## Input data
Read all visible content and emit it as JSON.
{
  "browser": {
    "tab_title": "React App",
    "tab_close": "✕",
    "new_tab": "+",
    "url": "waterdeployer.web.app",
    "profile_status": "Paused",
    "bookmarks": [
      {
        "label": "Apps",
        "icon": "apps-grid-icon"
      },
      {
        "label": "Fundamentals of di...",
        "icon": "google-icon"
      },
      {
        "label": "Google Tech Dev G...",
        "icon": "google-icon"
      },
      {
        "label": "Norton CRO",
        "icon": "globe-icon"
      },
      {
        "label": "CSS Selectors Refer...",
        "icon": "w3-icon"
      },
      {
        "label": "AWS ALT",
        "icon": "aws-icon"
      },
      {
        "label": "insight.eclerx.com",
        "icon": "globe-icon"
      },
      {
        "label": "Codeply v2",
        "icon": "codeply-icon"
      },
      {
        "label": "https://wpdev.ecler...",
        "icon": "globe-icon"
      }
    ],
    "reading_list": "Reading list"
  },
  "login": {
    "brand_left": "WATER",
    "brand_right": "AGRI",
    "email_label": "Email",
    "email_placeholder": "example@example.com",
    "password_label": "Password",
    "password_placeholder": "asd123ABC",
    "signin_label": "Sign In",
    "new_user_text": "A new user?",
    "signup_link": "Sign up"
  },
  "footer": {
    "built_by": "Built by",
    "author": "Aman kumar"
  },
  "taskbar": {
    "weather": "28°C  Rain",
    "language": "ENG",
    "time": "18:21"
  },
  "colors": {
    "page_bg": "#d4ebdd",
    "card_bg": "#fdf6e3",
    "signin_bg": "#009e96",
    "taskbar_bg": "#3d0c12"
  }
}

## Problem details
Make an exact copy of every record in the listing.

## Answer to this exercise
Read all visible content and emit it as JSON.
{
  "browser": {
    "tab_title": "React App",
    "tab_close": "✕",
    "new_tab": "+",
    "url": "waterdeployer.web.app",
    "profile_status": "Paused",
    "bookmarks": [
      {
        "label": "Apps",
        "icon": "apps-grid-icon"
      },
      {
        "label": "Fundamentals of di...",
        "icon": "google-icon"
      },
      {
        "label": "Google Tech Dev G...",
        "icon": "google-icon"
      },
      {
        "label": "Norton CRO",
        "icon": "globe-icon"
      },
      {
        "label": "CSS Selectors Refer...",
        "icon": "w3-icon"
      },
      {
        "label": "AWS ALT",
        "icon": "aws-icon"
      },
      {
        "label": "insight.eclerx.com",
        "icon": "globe-icon"
      },
      {
        "label": "Codeply v2",
        "icon": "codeply-icon"
      },
      {
        "label": "https://wpdev.ecler...",
        "icon": "globe-icon"
      }
    ],
    "reading_list": "Reading list"
  },
  "login": {
    "brand_left": "WATER",
    "brand_right": "AGRI",
    "email_label": "Email",
    "email_placeholder": "example@example.com",
    "password_label": "Password",
    "password_placeholder": "asd123ABC",
    "signin_label": "Sign In",
    "new_user_text": "A new user?",
    "signup_link": "Sign up"
  },
  "footer": {
    "built_by": "Built by",
    "author": "Aman kumar"
  },
  "taskbar": {
    "weather": "28°C  Rain",
    "language": "ENG",
    "time": "18:21"
  },
  "colors": {
    "page_bg": "#d4ebdd",
    "card_bg": "#fdf6e3",
    "signin_bg": "#009e96",
    "taskbar_bg": "#3d0c12"
  }
}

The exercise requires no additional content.